INSTRUCTIONS FOR THE TASK: The response should contain all of the data below, reproduced exactly, and no pictures.

[Data items]
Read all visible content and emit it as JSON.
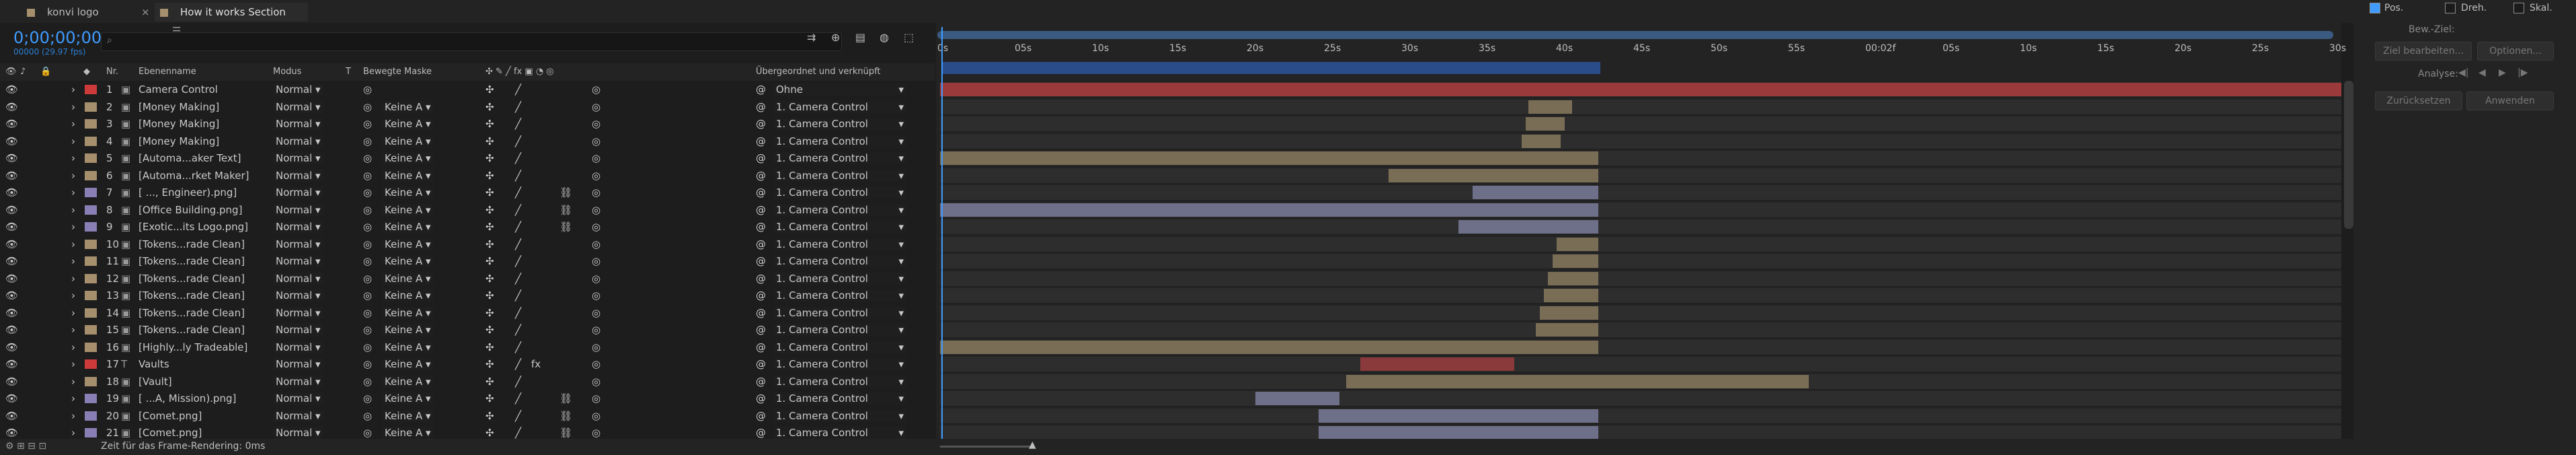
{
  "tabs": [
    {
      "label": "konvi logo",
      "active": false
    },
    {
      "label": "How it works Section",
      "active": true
    }
  ],
  "timecode": "0;00;00;00",
  "fps": "00000 (29.97 fps)",
  "search_placeholder": "",
  "columns": {
    "nr": "Nr.",
    "name": "Ebenenname",
    "mode": "Modus",
    "t": "T",
    "mask": "Bewegte Maske",
    "parent": "Übergeordnet und verknüpft"
  },
  "layers": [
    {
      "nr": "1",
      "name": "Camera Control",
      "mode": "Normal",
      "mask": "",
      "parent": "Ohne",
      "label_color": "#cc3a3a",
      "type": "null"
    },
    {
      "nr": "2",
      "name": "[Money Making]",
      "mode": "Normal",
      "mask": "Keine",
      "parent": "1. Camera Control",
      "label_color": "#a68f6d",
      "type": "comp"
    },
    {
      "nr": "3",
      "name": "[Money Making]",
      "mode": "Normal",
      "mask": "Keine",
      "parent": "1. Camera Control",
      "label_color": "#a68f6d",
      "type": "comp"
    },
    {
      "nr": "4",
      "name": "[Money Making]",
      "mode": "Normal",
      "mask": "Keine",
      "parent": "1. Camera Control",
      "label_color": "#a68f6d",
      "type": "comp"
    },
    {
      "nr": "5",
      "name": "[Automa...aker Text]",
      "mode": "Normal",
      "mask": "Keine",
      "parent": "1. Camera Control",
      "label_color": "#a68f6d",
      "type": "comp"
    },
    {
      "nr": "6",
      "name": "[Automa...rket Maker]",
      "mode": "Normal",
      "mask": "Keine",
      "parent": "1. Camera Control",
      "label_color": "#a68f6d",
      "type": "comp"
    },
    {
      "nr": "7",
      "name": "[ ..., Engineer).png]",
      "mode": "Normal",
      "mask": "Keine",
      "parent": "1. Camera Control",
      "label_color": "#8a7fb5",
      "type": "png"
    },
    {
      "nr": "8",
      "name": "[Office Building.png]",
      "mode": "Normal",
      "mask": "Keine",
      "parent": "1. Camera Control",
      "label_color": "#8a7fb5",
      "type": "png"
    },
    {
      "nr": "9",
      "name": "[Exotic...its Logo.png]",
      "mode": "Normal",
      "mask": "Keine",
      "parent": "1. Camera Control",
      "label_color": "#8a7fb5",
      "type": "png"
    },
    {
      "nr": "10",
      "name": "[Tokens...rade Clean]",
      "mode": "Normal",
      "mask": "Keine",
      "parent": "1. Camera Control",
      "label_color": "#a68f6d",
      "type": "comp"
    },
    {
      "nr": "11",
      "name": "[Tokens...rade Clean]",
      "mode": "Normal",
      "mask": "Keine",
      "parent": "1. Camera Control",
      "label_color": "#a68f6d",
      "type": "comp"
    },
    {
      "nr": "12",
      "name": "[Tokens...rade Clean]",
      "mode": "Normal",
      "mask": "Keine",
      "parent": "1. Camera Control",
      "label_color": "#a68f6d",
      "type": "comp"
    },
    {
      "nr": "13",
      "name": "[Tokens...rade Clean]",
      "mode": "Normal",
      "mask": "Keine",
      "parent": "1. Camera Control",
      "label_color": "#a68f6d",
      "type": "comp"
    },
    {
      "nr": "14",
      "name": "[Tokens...rade Clean]",
      "mode": "Normal",
      "mask": "Keine",
      "parent": "1. Camera Control",
      "label_color": "#a68f6d",
      "type": "comp"
    },
    {
      "nr": "15",
      "name": "[Tokens...rade Clean]",
      "mode": "Normal",
      "mask": "Keine",
      "parent": "1. Camera Control",
      "label_color": "#a68f6d",
      "type": "comp"
    },
    {
      "nr": "16",
      "name": "[Highly...ly Tradeable]",
      "mode": "Normal",
      "mask": "Keine",
      "parent": "1. Camera Control",
      "label_color": "#a68f6d",
      "type": "comp"
    },
    {
      "nr": "17",
      "name": "Vaults",
      "mode": "Normal",
      "mask": "Keine",
      "parent": "1. Camera Control",
      "label_color": "#cc3a3a",
      "type": "text"
    },
    {
      "nr": "18",
      "name": "[Vault]",
      "mode": "Normal",
      "mask": "Keine",
      "parent": "1. Camera Control",
      "label_color": "#a68f6d",
      "type": "comp"
    },
    {
      "nr": "19",
      "name": "[ ...A, Mission).png]",
      "mode": "Normal",
      "mask": "Keine",
      "parent": "1. Camera Control",
      "label_color": "#8a7fb5",
      "type": "png"
    },
    {
      "nr": "20",
      "name": "[Comet.png]",
      "mode": "Normal",
      "mask": "Keine",
      "parent": "1. Camera Control",
      "label_color": "#8a7fb5",
      "type": "png"
    },
    {
      "nr": "21",
      "name": "[Comet.png]",
      "mode": "Normal",
      "mask": "Keine",
      "parent": "1. Camera Control",
      "label_color": "#8a7fb5",
      "type": "png"
    }
  ],
  "ruler_ticks": [
    "0s",
    "05s",
    "10s",
    "15s",
    "20s",
    "25s",
    "30s",
    "35s",
    "40s",
    "45s",
    "50s",
    "55s",
    "00:02f",
    "05s",
    "10s",
    "15s",
    "20s",
    "25s",
    "30s"
  ],
  "layer_bars": [
    {
      "start": 0.0,
      "end": 1.0,
      "color": "#9b3a3a"
    },
    {
      "start": 0.42,
      "end": 0.451,
      "color": "#7a6d55"
    },
    {
      "start": 0.418,
      "end": 0.446,
      "color": "#7a6d55"
    },
    {
      "start": 0.415,
      "end": 0.443,
      "color": "#7a6d55"
    },
    {
      "start": 0.0,
      "end": 0.47,
      "color": "#7a6d55"
    },
    {
      "start": 0.32,
      "end": 0.47,
      "color": "#7a6d55"
    },
    {
      "start": 0.38,
      "end": 0.47,
      "color": "#6e6f88"
    },
    {
      "start": 0.0,
      "end": 0.47,
      "color": "#6e6f88"
    },
    {
      "start": 0.37,
      "end": 0.47,
      "color": "#6e6f88"
    },
    {
      "start": 0.44,
      "end": 0.47,
      "color": "#7a6d55"
    },
    {
      "start": 0.437,
      "end": 0.47,
      "color": "#7a6d55"
    },
    {
      "start": 0.434,
      "end": 0.47,
      "color": "#7a6d55"
    },
    {
      "start": 0.431,
      "end": 0.47,
      "color": "#7a6d55"
    },
    {
      "start": 0.428,
      "end": 0.47,
      "color": "#7a6d55"
    },
    {
      "start": 0.425,
      "end": 0.47,
      "color": "#7a6d55"
    },
    {
      "start": 0.0,
      "end": 0.47,
      "color": "#7a6d55"
    },
    {
      "start": 0.3,
      "end": 0.41,
      "color": "#8a3a3a"
    },
    {
      "start": 0.29,
      "end": 0.62,
      "color": "#7a6d55"
    },
    {
      "start": 0.225,
      "end": 0.285,
      "color": "#6e6f88"
    },
    {
      "start": 0.27,
      "end": 0.47,
      "color": "#6e6f88"
    },
    {
      "start": 0.27,
      "end": 0.47,
      "color": "#6e6f88"
    }
  ],
  "right_panel": {
    "pos": "Pos.",
    "dreh": "Dreh.",
    "skal": "Skal.",
    "bew_ziel": "Bew.-Ziel:",
    "ziel": "Ziel bearbeiten...",
    "optionen": "Optionen...",
    "analyse": "Analyse:",
    "zuruecksetzen": "Zurücksetzen",
    "anwenden": "Anwenden"
  },
  "footer": {
    "render_time": "Zeit für das Frame-Rendering: 0ms"
  }
}
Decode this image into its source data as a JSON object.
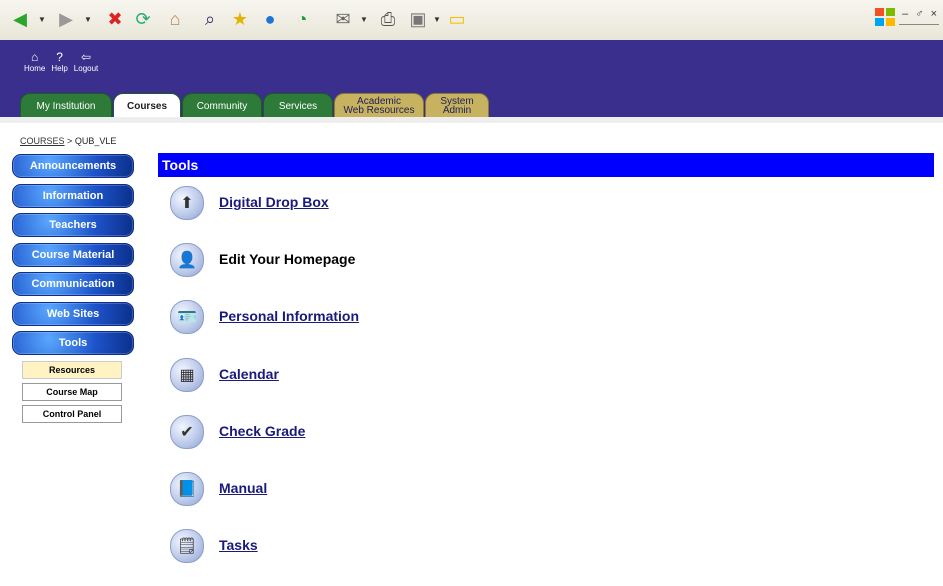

EXERCISE SOLUTION:
Read all visible content and emit it as JSON.
{
  "tabs": [
    {
      "label": "konvi logo",
      "active": false
    },
    {
      "label": "How it works Section",
      "active": true
    }
  ],
  "timecode": "0;00;00;00",
  "fps": "00000 (29.97 fps)",
  "search_placeholder": "",
  "columns": {
    "nr": "Nr.",
    "name": "Ebenenname",
    "mode": "Modus",
    "t": "T",
    "mask": "Bewegte Maske",
    "parent": "Übergeordnet und verknüpft"
  },
  "layers": [
    {
      "nr": "1",
      "name": "Camera Control",
      "mode": "Normal",
      "mask": "",
      "parent": "Ohne",
      "label_color": "#cc3a3a",
      "type": "null"
    },
    {
      "nr": "2",
      "name": "[Money Making]",
      "mode": "Normal",
      "mask": "Keine",
      "parent": "1. Camera Control",
      "label_color": "#a68f6d",
      "type": "comp"
    },
    {
      "nr": "3",
      "name": "[Money Making]",
      "mode": "Normal",
      "mask": "Keine",
      "parent": "1. Camera Control",
      "label_color": "#a68f6d",
      "type": "comp"
    },
    {
      "nr": "4",
      "name": "[Money Making]",
      "mode": "Normal",
      "mask": "Keine",
      "parent": "1. Camera Control",
      "label_color": "#a68f6d",
      "type": "comp"
    },
    {
      "nr": "5",
      "name": "[Automa...aker Text]",
      "mode": "Normal",
      "mask": "Keine",
      "parent": "1. Camera Control",
      "label_color": "#a68f6d",
      "type": "comp"
    },
    {
      "nr": "6",
      "name": "[Automa...rket Maker]",
      "mode": "Normal",
      "mask": "Keine",
      "parent": "1. Camera Control",
      "label_color": "#a68f6d",
      "type": "comp"
    },
    {
      "nr": "7",
      "name": "[ ..., Engineer).png]",
      "mode": "Normal",
      "mask": "Keine",
      "parent": "1. Camera Control",
      "label_color": "#8a7fb5",
      "type": "png"
    },
    {
      "nr": "8",
      "name": "[Office Building.png]",
      "mode": "Normal",
      "mask": "Keine",
      "parent": "1. Camera Control",
      "label_color": "#8a7fb5",
      "type": "png"
    },
    {
      "nr": "9",
      "name": "[Exotic...its Logo.png]",
      "mode": "Normal",
      "mask": "Keine",
      "parent": "1. Camera Control",
      "label_color": "#8a7fb5",
      "type": "png"
    },
    {
      "nr": "10",
      "name": "[Tokens...rade Clean]",
      "mode": "Normal",
      "mask": "Keine",
      "parent": "1. Camera Control",
      "label_color": "#a68f6d",
      "type": "comp"
    },
    {
      "nr": "11",
      "name": "[Tokens...rade Clean]",
      "mode": "Normal",
      "mask": "Keine",
      "parent": "1. Camera Control",
      "label_color": "#a68f6d",
      "type": "comp"
    },
    {
      "nr": "12",
      "name": "[Tokens...rade Clean]",
      "mode": "Normal",
      "mask": "Keine",
      "parent": "1. Camera Control",
      "label_color": "#a68f6d",
      "type": "comp"
    },
    {
      "nr": "13",
      "name": "[Tokens...rade Clean]",
      "mode": "Normal",
      "mask": "Keine",
      "parent": "1. Camera Control",
      "label_color": "#a68f6d",
      "type": "comp"
    },
    {
      "nr": "14",
      "name": "[Tokens...rade Clean]",
      "mode": "Normal",
      "mask": "Keine",
      "parent": "1. Camera Control",
      "label_color": "#a68f6d",
      "type": "comp"
    },
    {
      "nr": "15",
      "name": "[Tokens...rade Clean]",
      "mode": "Normal",
      "mask": "Keine",
      "parent": "1. Camera Control",
      "label_color": "#a68f6d",
      "type": "comp"
    },
    {
      "nr": "16",
      "name": "[Highly...ly Tradeable]",
      "mode": "Normal",
      "mask": "Keine",
      "parent": "1. Camera Control",
      "label_color": "#a68f6d",
      "type": "comp"
    },
    {
      "nr": "17",
      "name": "Vaults",
      "mode": "Normal",
      "mask": "Keine",
      "parent": "1. Camera Control",
      "label_color": "#cc3a3a",
      "type": "text"
    },
    {
      "nr": "18",
      "name": "[Vault]",
      "mode": "Normal",
      "mask": "Keine",
      "parent": "1. Camera Control",
      "label_color": "#a68f6d",
      "type": "comp"
    },
    {
      "nr": "19",
      "name": "[ ...A, Mission).png]",
      "mode": "Normal",
      "mask": "Keine",
      "parent": "1. Camera Control",
      "label_color": "#8a7fb5",
      "type": "png"
    },
    {
      "nr": "20",
      "name": "[Comet.png]",
      "mode": "Normal",
      "mask": "Keine",
      "parent": "1. Camera Control",
      "label_color": "#8a7fb5",
      "type": "png"
    },
    {
      "nr": "21",
      "name": "[Comet.png]",
      "mode": "Normal",
      "mask": "Keine",
      "parent": "1. Camera Control",
      "label_color": "#8a7fb5",
      "type": "png"
    }
  ],
  "ruler_ticks": [
    "0s",
    "05s",
    "10s",
    "15s",
    "20s",
    "25s",
    "30s",
    "35s",
    "40s",
    "45s",
    "50s",
    "55s",
    "00:02f",
    "05s",
    "10s",
    "15s",
    "20s",
    "25s",
    "30s"
  ],
  "layer_bars": [
    {
      "start": 0.0,
      "end": 1.0,
      "color": "#9b3a3a"
    },
    {
      "start": 0.42,
      "end": 0.451,
      "color": "#7a6d55"
    },
    {
      "start": 0.418,
      "end": 0.446,
      "color": "#7a6d55"
    },
    {
      "start": 0.415,
      "end": 0.443,
      "color": "#7a6d55"
    },
    {
      "start": 0.0,
      "end": 0.47,
      "color": "#7a6d55"
    },
    {
      "start": 0.32,
      "end": 0.47,
      "color": "#7a6d55"
    },
    {
      "start": 0.38,
      "end": 0.47,
      "color": "#6e6f88"
    },
    {
      "start": 0.0,
      "end": 0.47,
      "color": "#6e6f88"
    },
    {
      "start": 0.37,
      "end": 0.47,
      "color": "#6e6f88"
    },
    {
      "start": 0.44,
      "end": 0.47,
      "color": "#7a6d55"
    },
    {
      "start": 0.437,
      "end": 0.47,
      "color": "#7a6d55"
    },
    {
      "start": 0.434,
      "end": 0.47,
      "color": "#7a6d55"
    },
    {
      "start": 0.431,
      "end": 0.47,
      "color": "#7a6d55"
    },
    {
      "start": 0.428,
      "end": 0.47,
      "color": "#7a6d55"
    },
    {
      "start": 0.425,
      "end": 0.47,
      "color": "#7a6d55"
    },
    {
      "start": 0.0,
      "end": 0.47,
      "color": "#7a6d55"
    },
    {
      "start": 0.3,
      "end": 0.41,
      "color": "#8a3a3a"
    },
    {
      "start": 0.29,
      "end": 0.62,
      "color": "#7a6d55"
    },
    {
      "start": 0.225,
      "end": 0.285,
      "color": "#6e6f88"
    },
    {
      "start": 0.27,
      "end": 0.47,
      "color": "#6e6f88"
    },
    {
      "start": 0.27,
      "end": 0.47,
      "color": "#6e6f88"
    }
  ],
  "right_panel": {
    "pos": "Pos.",
    "dreh": "Dreh.",
    "skal": "Skal.",
    "bew_ziel": "Bew.-Ziel:",
    "ziel": "Ziel bearbeiten...",
    "optionen": "Optionen...",
    "analyse": "Analyse:",
    "zuruecksetzen": "Zurücksetzen",
    "anwenden": "Anwenden"
  },
  "footer": {
    "render_time": "Zeit für das Frame-Rendering: 0ms"
  }
}
Decode this image into its source data as a JSON object.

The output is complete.